Task inputs ->
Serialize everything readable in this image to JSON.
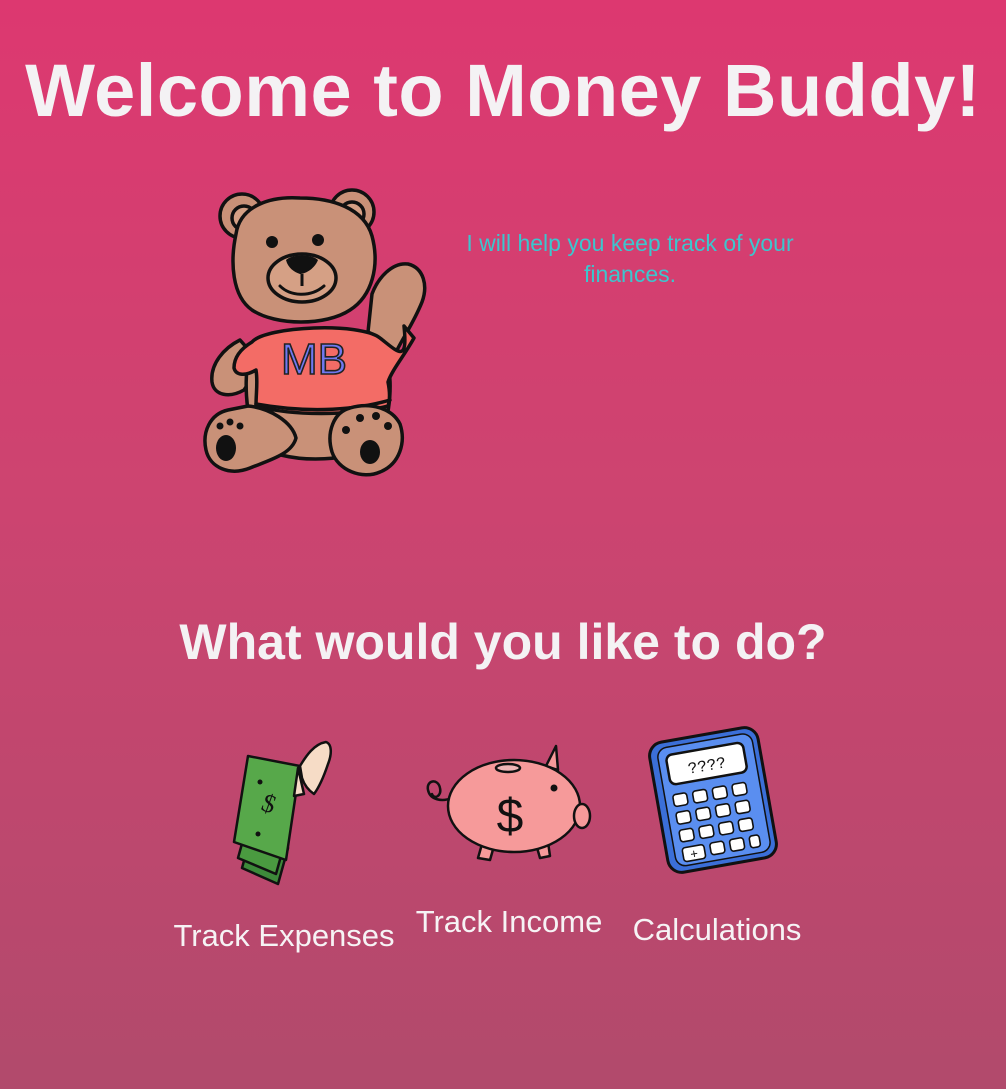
{
  "header": {
    "title": "Welcome to Money Buddy!"
  },
  "mascot": {
    "icon": "teddy-bear-icon",
    "shirt_text": "MB",
    "colors": {
      "fur": "#c99178",
      "shirt": "#f36c66",
      "shirt_text": "#6a6fe8"
    }
  },
  "intro": {
    "tagline": "I will help you keep track of your finances.",
    "color": "#3cc6ce"
  },
  "actions": {
    "heading": "What would you like to do?",
    "items": [
      {
        "label": "Track Expenses",
        "icon": "cash-in-hand-icon"
      },
      {
        "label": "Track Income",
        "icon": "piggy-bank-icon"
      },
      {
        "label": "Calculations",
        "icon": "calculator-icon"
      }
    ]
  },
  "theme": {
    "background_top": "#dd3870",
    "background_bottom": "#b14a6c",
    "text": "#f4f2f4"
  }
}
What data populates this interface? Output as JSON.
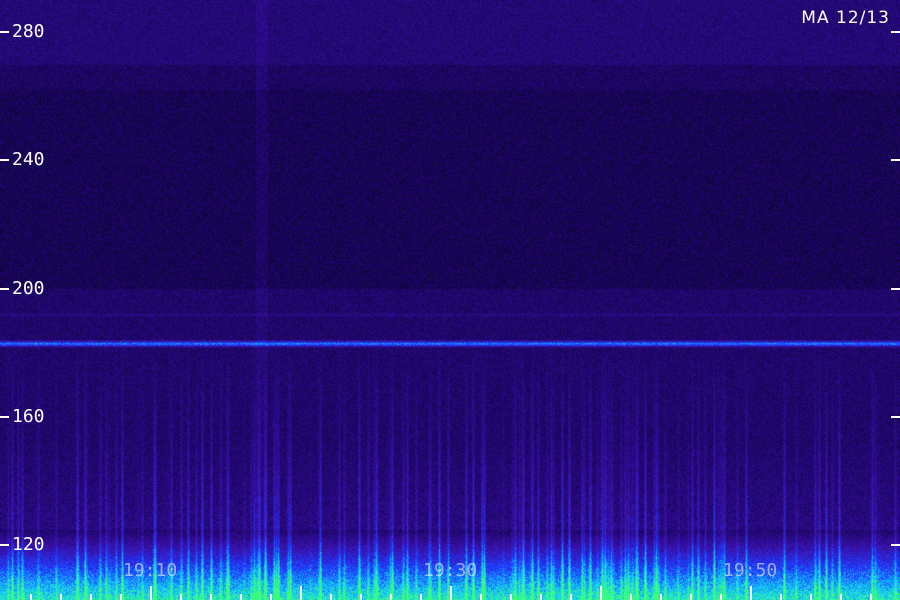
{
  "station_label": "MA 12/13",
  "chart_data": {
    "type": "heatmap",
    "title": "",
    "xlabel": "",
    "ylabel": "",
    "y_ticks": [
      280,
      240,
      200,
      160,
      120
    ],
    "y_tick_labels": [
      "280",
      "240",
      "200",
      "160",
      "120"
    ],
    "ylim": [
      103,
      290
    ],
    "x_tick_labels": [
      "19:10",
      "19:30",
      "19:50"
    ],
    "x_label_times_min": [
      10,
      30,
      50
    ],
    "xlim_min": [
      0,
      60
    ],
    "features": {
      "narrowband_line_y": 183,
      "faint_line_y": 192,
      "low_band_energy_below_y": 125
    },
    "colormap": [
      "#000000",
      "#1a0560",
      "#3a10a8",
      "#1f3cff",
      "#11c9ff",
      "#3dff7a"
    ]
  }
}
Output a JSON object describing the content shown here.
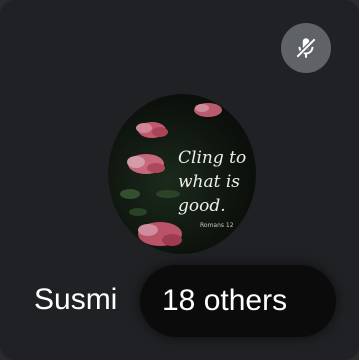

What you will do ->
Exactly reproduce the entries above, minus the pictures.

Completed exercise ->
Serialize everything readable in this image to JSON.
{
  "header": {
    "title": "Welcome to Money Buddy!"
  },
  "mascot": {
    "icon": "teddy-bear-icon",
    "shirt_text": "MB",
    "colors": {
      "fur": "#c99178",
      "shirt": "#f36c66",
      "shirt_text": "#6a6fe8"
    }
  },
  "intro": {
    "tagline": "I will help you keep track of your finances.",
    "color": "#3cc6ce"
  },
  "actions": {
    "heading": "What would you like to do?",
    "items": [
      {
        "label": "Track Expenses",
        "icon": "cash-in-hand-icon"
      },
      {
        "label": "Track Income",
        "icon": "piggy-bank-icon"
      },
      {
        "label": "Calculations",
        "icon": "calculator-icon"
      }
    ]
  },
  "theme": {
    "background_top": "#dd3870",
    "background_bottom": "#b14a6c",
    "text": "#f4f2f4"
  }
}
What data populates this interface? Output as JSON.
{
  "station_label": "MA 12/13",
  "chart_data": {
    "type": "heatmap",
    "title": "",
    "xlabel": "",
    "ylabel": "",
    "y_ticks": [
      280,
      240,
      200,
      160,
      120
    ],
    "y_tick_labels": [
      "280",
      "240",
      "200",
      "160",
      "120"
    ],
    "ylim": [
      103,
      290
    ],
    "x_tick_labels": [
      "19:10",
      "19:30",
      "19:50"
    ],
    "x_label_times_min": [
      10,
      30,
      50
    ],
    "xlim_min": [
      0,
      60
    ],
    "features": {
      "narrowband_line_y": 183,
      "faint_line_y": 192,
      "low_band_energy_below_y": 125
    },
    "colormap": [
      "#000000",
      "#1a0560",
      "#3a10a8",
      "#1f3cff",
      "#11c9ff",
      "#3dff7a"
    ]
  }
}
Output a JSON object describing the content shown here.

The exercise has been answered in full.